Hugo wants our understanding of the sewers to be complete.  No part of the novel is allowed to exist only vaguely, and everything has to exist not just visually, as with Flaubert, but in space and time, in history.  And, perhaps most importantly, the sewers then become an enormous, all-encompassing metaphor for any number of aspects of the novel – the weight of history, the suddenness of change, the forgotten miserables.   Every line I excerpted is built out of metaphors.   I know another writer or two as good as Hugo in this regard.  Not many more.  I think I’ll save that for next week.


  1. While I trust you about how unpleasant this must be to read in some ways, I have to confess that I admire the nerve of Hugo's effrontery here. Maybe I shouldn't write this book off after all!

  2. Effrontery - absolutely. It's not unpleasant at all - instead, exhilarating. The sewer chapter may be my favorite in the whole monstrous book. It is something else.

    About writing off the book - you know you just read one of its Modern descendants, yes?

  3. You mentioned Pynchon in one of your other posts on Hugo-interestingly sewers play a big part in his first novel V-

  4. There's a short and utterly repulsive trip through the sewers in Gravity's Rainbow, too.

    I didn't want to belabor the issue, but the direct connections between Hugo and Pynchon were so blatant that I was left scratching my head. Why don't readers of the big pomo novelists champion Hugo?

  5. I think I need to read Hugo-do I start with the Hunch Back?-any suggestions on Translations?-

    regarding Pynchon-yes really blatant-and dont forget the very graphic Brigadier Pudding scene-

    Hugo also sounds like an encyclopedic author as meant by Edward Mendelson-another Pynchon similarity-

  6. Selfishly, I would like you to begin with Bug-Jargal. Can any novel with a title that bad be any good?

    But, more disinterestedly, start anywhere. Notre Dame de Paris, Les Misérables, Toilers of the Sea - they are all 100% Hugo.

    No idea about translations.

    Encyclopedic author - yes, exactly - that's what I mean when I say "omnibook."

  7. Hugo's graphic work is similarly omnivorous and additive. He used ink, coffee, wine; splashed, scratched, wrote. My favorite pieces are the ones imprinted with a piece of lace. Lace! And some have lettering on them, prefiguring, oh, say, Ed Ruscha.

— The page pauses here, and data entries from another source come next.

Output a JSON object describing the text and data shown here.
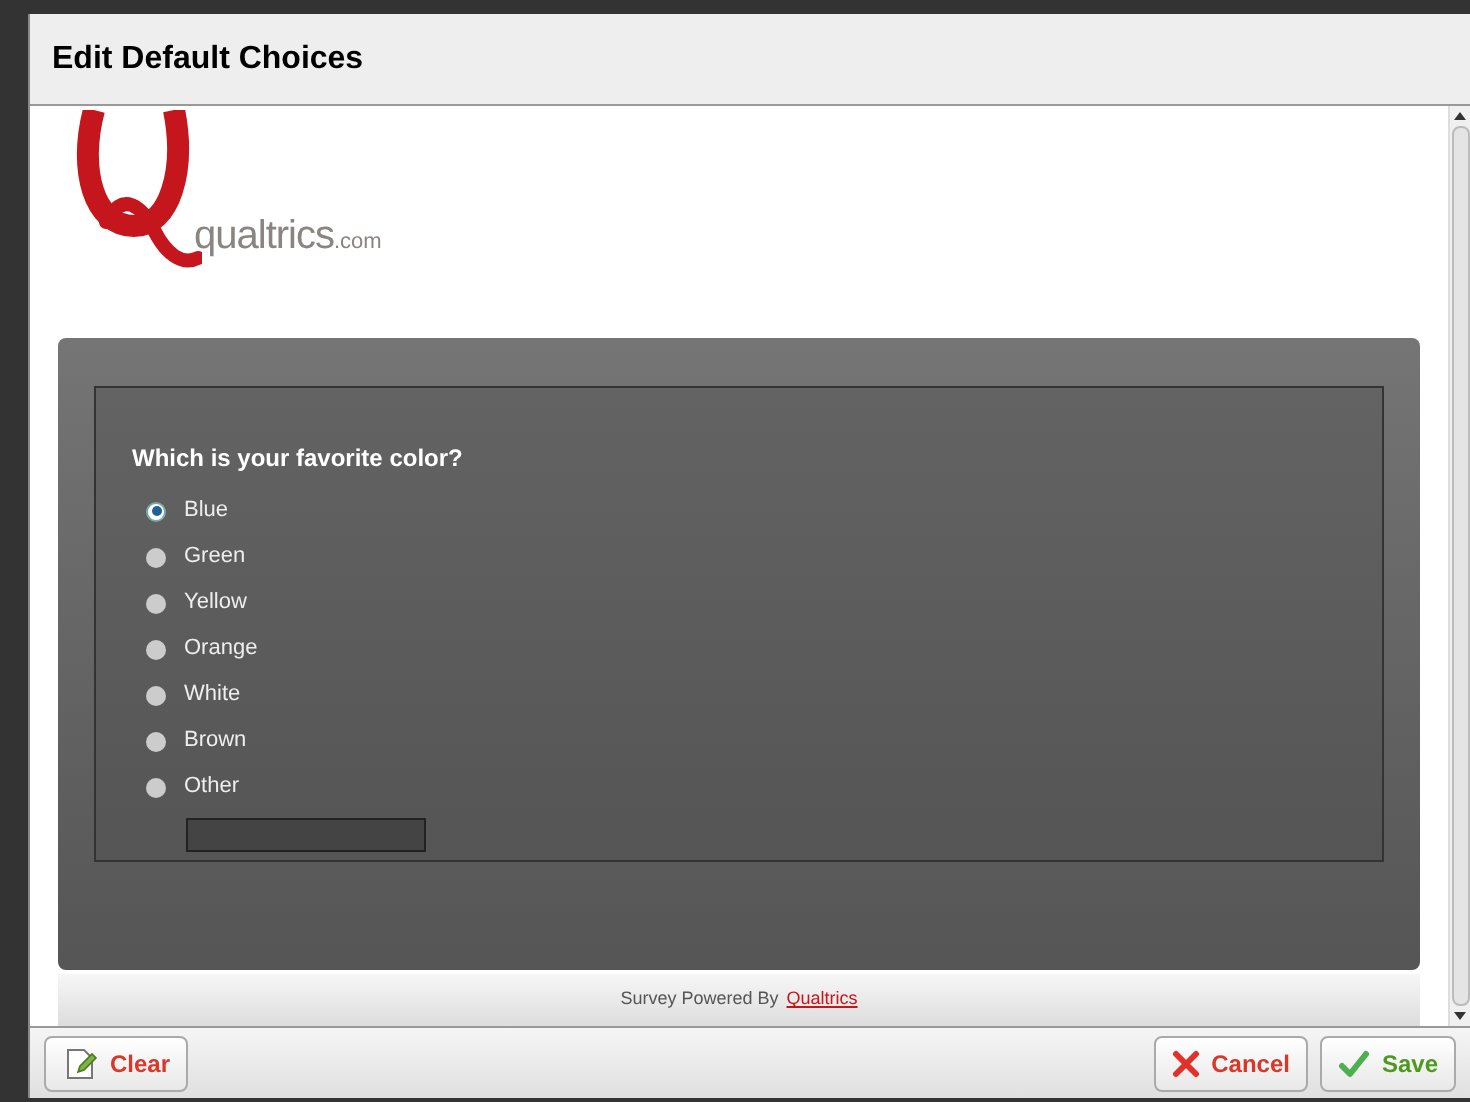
{
  "dialog": {
    "title": "Edit Default Choices"
  },
  "logo": {
    "text": "qualtrics",
    "suffix": ".com"
  },
  "question": {
    "text": "Which is your favorite color?",
    "choices": [
      {
        "label": "Blue",
        "selected": true
      },
      {
        "label": "Green",
        "selected": false
      },
      {
        "label": "Yellow",
        "selected": false
      },
      {
        "label": "Orange",
        "selected": false
      },
      {
        "label": "White",
        "selected": false
      },
      {
        "label": "Brown",
        "selected": false
      },
      {
        "label": "Other",
        "selected": false,
        "kind": "text-entry"
      }
    ]
  },
  "footer_note": {
    "text": "Survey Powered By",
    "link": "Qualtrics"
  },
  "buttons": [
    {
      "label": "Clear",
      "kind": "clear"
    },
    {
      "label": "Cancel",
      "kind": "cancel"
    },
    {
      "label": "Save",
      "kind": "save"
    }
  ]
}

  8. So, Amateur Reader, what was your opinion about this great masterpiece of Western literature? I'm in the middle of reading it myself (in Julie Rose's 2008 Modern Library translation), and I am awed and exhausted and overwhelmed and enlightened by the operatic digressions and the sweeping scale and the Hugolian high-style of oracular rhetoric and dense visual imagery and metaphor.

    How does this compare to Hugo's other work? And have you read Hugo's poetry? If so, would you consider this Hugo's best work alongside the best of his poetry?

    And would you call Hugo's style high style? I would, for its lofty, gothical, detailed nature, for its essentially baroque and sweeping scale, and its love of visual imagery, metaphor, figurative language, homiletic flourishes, grandiloquence, and detail.

    Les Miserables, like The Iliad, The Odyssey, The Aeneid, Paradise Lost, War and Peace, Moby-Dick, The Life and Opinions of Tristam Shandry, Bleak House, and The Brothers Karamazov, remains one of the richest, fullest, and most monumental epics of the human spirit. It is that fantastic.

  9. Anand, you are in luck! Whether good or bad luck I leave to you. I have now written thousands of words on VIctor Hugo. I believe I address every one of your questions at some point.

    That is a good list you have there at the end.